What the task asks » In the records below, tally every line containing "user". Report only the total.

Provided records »
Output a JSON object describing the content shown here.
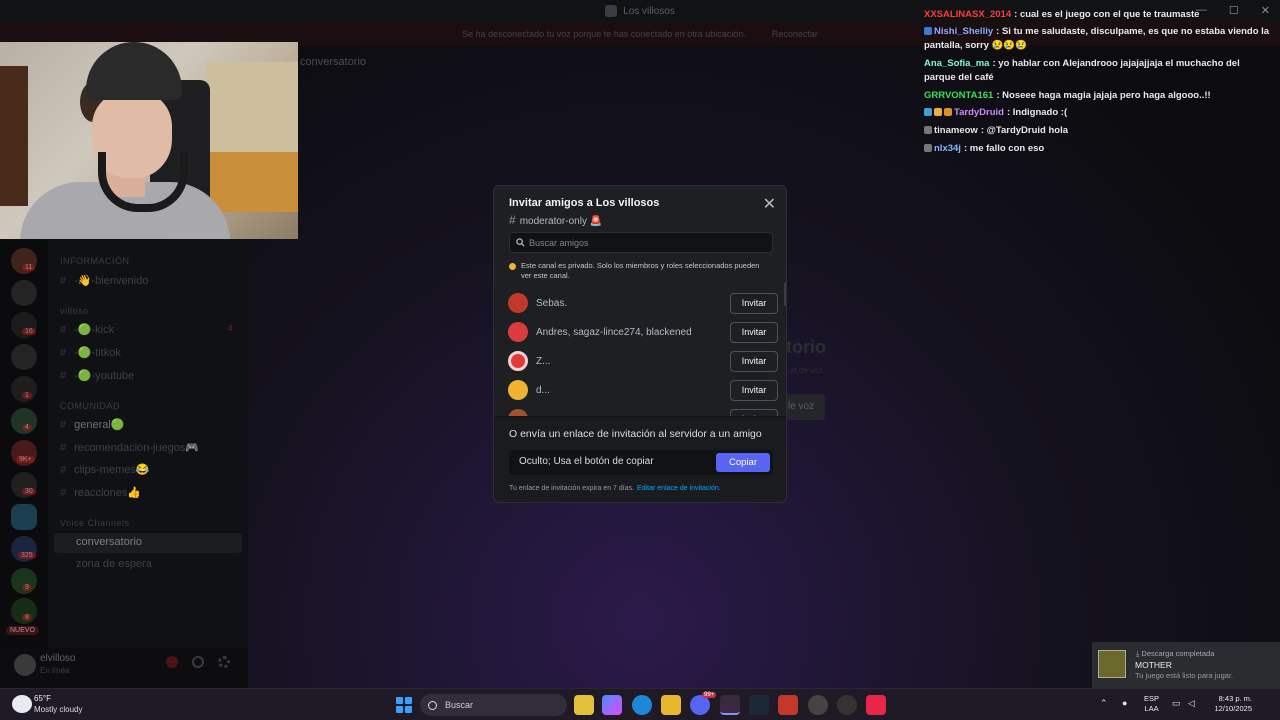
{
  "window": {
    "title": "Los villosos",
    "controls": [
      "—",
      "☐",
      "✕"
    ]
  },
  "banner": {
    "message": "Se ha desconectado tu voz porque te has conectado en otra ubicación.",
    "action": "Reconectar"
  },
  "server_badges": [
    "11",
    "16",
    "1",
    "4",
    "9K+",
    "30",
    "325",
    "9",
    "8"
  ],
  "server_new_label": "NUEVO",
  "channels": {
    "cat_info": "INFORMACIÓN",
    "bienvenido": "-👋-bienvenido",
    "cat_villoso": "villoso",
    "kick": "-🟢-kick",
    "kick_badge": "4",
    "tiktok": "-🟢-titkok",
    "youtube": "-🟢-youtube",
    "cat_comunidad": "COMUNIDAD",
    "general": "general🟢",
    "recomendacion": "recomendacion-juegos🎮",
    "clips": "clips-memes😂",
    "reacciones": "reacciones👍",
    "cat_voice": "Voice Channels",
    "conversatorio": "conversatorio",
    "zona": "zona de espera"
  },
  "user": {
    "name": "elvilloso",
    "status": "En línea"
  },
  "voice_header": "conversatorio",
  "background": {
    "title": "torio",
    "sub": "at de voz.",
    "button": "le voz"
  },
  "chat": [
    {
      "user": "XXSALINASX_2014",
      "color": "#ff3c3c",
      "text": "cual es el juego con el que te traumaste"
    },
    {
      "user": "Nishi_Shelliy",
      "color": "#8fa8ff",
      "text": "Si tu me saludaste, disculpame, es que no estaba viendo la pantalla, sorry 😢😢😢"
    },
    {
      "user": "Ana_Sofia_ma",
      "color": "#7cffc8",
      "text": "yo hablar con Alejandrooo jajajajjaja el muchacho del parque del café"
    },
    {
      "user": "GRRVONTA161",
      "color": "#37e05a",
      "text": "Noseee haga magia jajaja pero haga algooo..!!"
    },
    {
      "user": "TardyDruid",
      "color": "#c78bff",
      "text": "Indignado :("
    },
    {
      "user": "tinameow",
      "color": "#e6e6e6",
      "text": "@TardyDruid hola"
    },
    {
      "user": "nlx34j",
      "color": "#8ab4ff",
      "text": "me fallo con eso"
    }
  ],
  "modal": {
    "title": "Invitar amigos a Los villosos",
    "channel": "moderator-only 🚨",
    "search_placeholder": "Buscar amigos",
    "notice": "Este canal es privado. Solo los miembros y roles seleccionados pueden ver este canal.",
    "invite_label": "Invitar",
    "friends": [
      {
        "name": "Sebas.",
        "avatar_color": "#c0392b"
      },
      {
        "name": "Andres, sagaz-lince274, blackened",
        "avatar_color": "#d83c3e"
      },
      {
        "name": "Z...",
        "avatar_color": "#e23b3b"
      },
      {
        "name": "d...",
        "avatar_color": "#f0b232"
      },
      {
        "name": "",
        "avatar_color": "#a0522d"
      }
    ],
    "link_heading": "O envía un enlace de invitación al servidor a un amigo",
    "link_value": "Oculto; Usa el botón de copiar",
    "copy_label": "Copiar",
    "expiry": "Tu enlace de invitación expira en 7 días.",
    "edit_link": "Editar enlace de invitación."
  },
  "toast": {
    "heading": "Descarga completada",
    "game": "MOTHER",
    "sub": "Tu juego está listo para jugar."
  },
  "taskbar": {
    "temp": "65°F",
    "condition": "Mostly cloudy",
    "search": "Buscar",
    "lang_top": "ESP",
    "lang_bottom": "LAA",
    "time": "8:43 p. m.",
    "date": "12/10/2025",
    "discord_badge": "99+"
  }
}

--

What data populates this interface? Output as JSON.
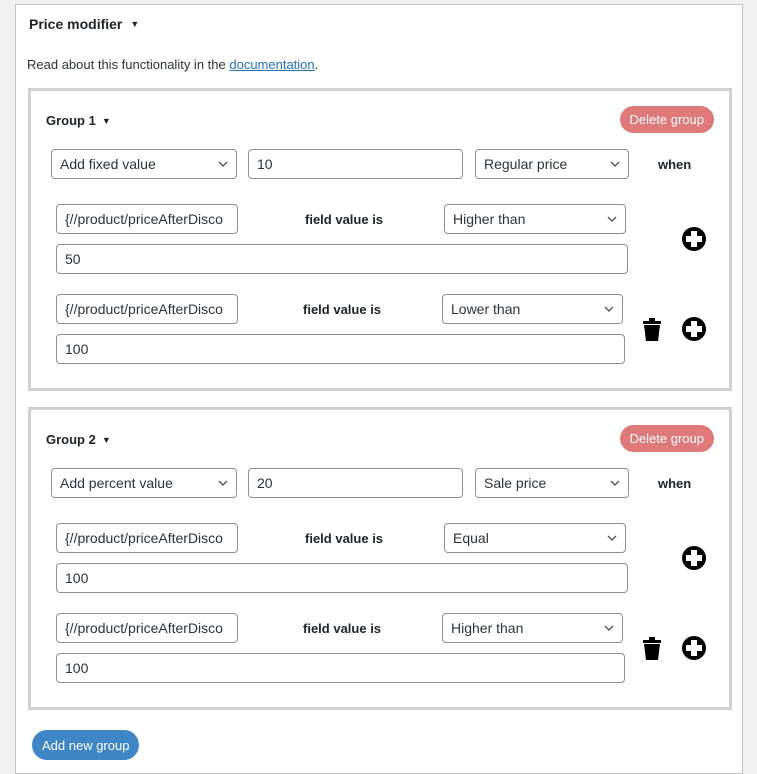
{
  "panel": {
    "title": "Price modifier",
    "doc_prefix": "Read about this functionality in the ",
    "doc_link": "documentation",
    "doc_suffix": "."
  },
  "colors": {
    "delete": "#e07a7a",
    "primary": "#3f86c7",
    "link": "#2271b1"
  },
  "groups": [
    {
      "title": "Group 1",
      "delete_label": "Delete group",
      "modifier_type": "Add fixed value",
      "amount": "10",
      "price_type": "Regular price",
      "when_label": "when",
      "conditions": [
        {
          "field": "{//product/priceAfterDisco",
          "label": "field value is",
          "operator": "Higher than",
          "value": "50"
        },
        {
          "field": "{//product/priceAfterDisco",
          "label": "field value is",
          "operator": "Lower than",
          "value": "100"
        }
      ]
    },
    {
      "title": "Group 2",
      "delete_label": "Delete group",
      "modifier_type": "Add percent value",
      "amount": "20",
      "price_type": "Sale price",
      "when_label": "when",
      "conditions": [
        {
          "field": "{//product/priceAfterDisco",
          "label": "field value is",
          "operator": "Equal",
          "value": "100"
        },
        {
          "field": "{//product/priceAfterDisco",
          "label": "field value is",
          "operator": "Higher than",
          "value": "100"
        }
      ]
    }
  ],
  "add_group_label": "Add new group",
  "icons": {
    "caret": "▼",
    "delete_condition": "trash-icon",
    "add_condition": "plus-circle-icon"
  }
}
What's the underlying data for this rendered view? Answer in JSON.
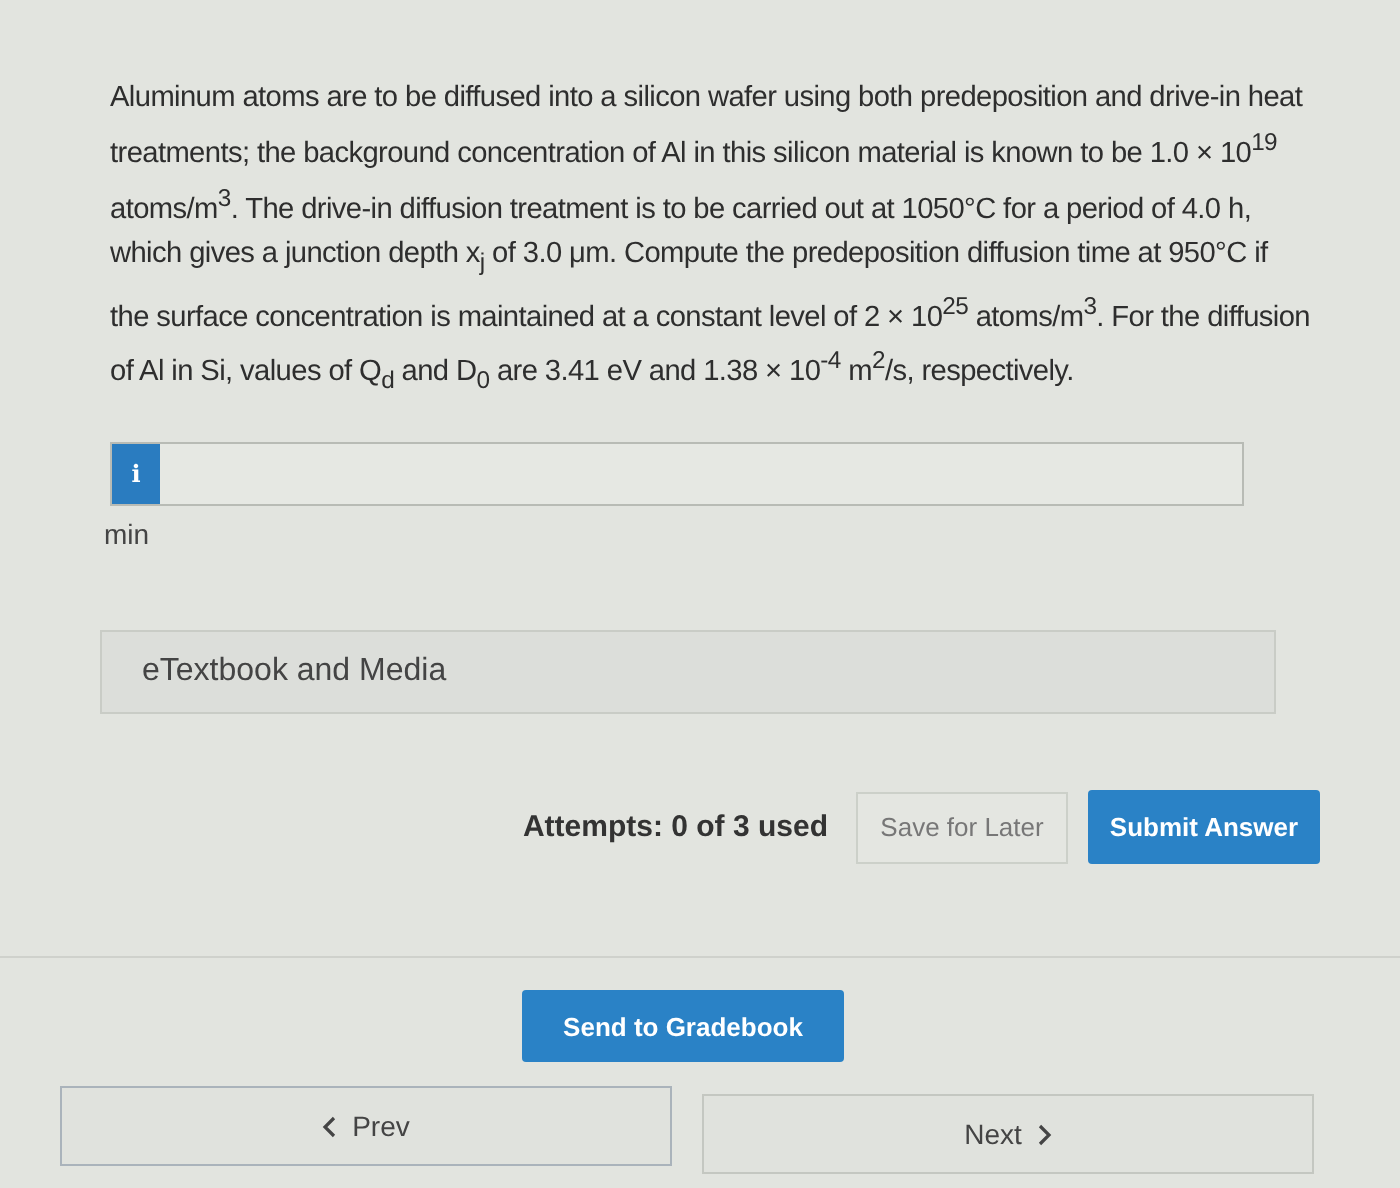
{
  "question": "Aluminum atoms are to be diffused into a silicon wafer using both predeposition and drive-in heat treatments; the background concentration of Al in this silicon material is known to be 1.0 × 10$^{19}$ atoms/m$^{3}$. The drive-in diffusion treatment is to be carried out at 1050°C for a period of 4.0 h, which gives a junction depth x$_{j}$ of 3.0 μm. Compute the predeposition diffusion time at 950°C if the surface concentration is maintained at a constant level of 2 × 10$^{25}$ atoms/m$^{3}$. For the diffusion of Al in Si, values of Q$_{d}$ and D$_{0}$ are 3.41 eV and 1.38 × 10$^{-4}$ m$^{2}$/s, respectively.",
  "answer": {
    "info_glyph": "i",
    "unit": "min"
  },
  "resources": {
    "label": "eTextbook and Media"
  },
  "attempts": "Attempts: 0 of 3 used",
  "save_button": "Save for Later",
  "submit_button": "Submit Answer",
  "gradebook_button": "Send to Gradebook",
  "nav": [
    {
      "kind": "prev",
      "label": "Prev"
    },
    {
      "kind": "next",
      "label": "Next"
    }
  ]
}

Solution to the exercise » 8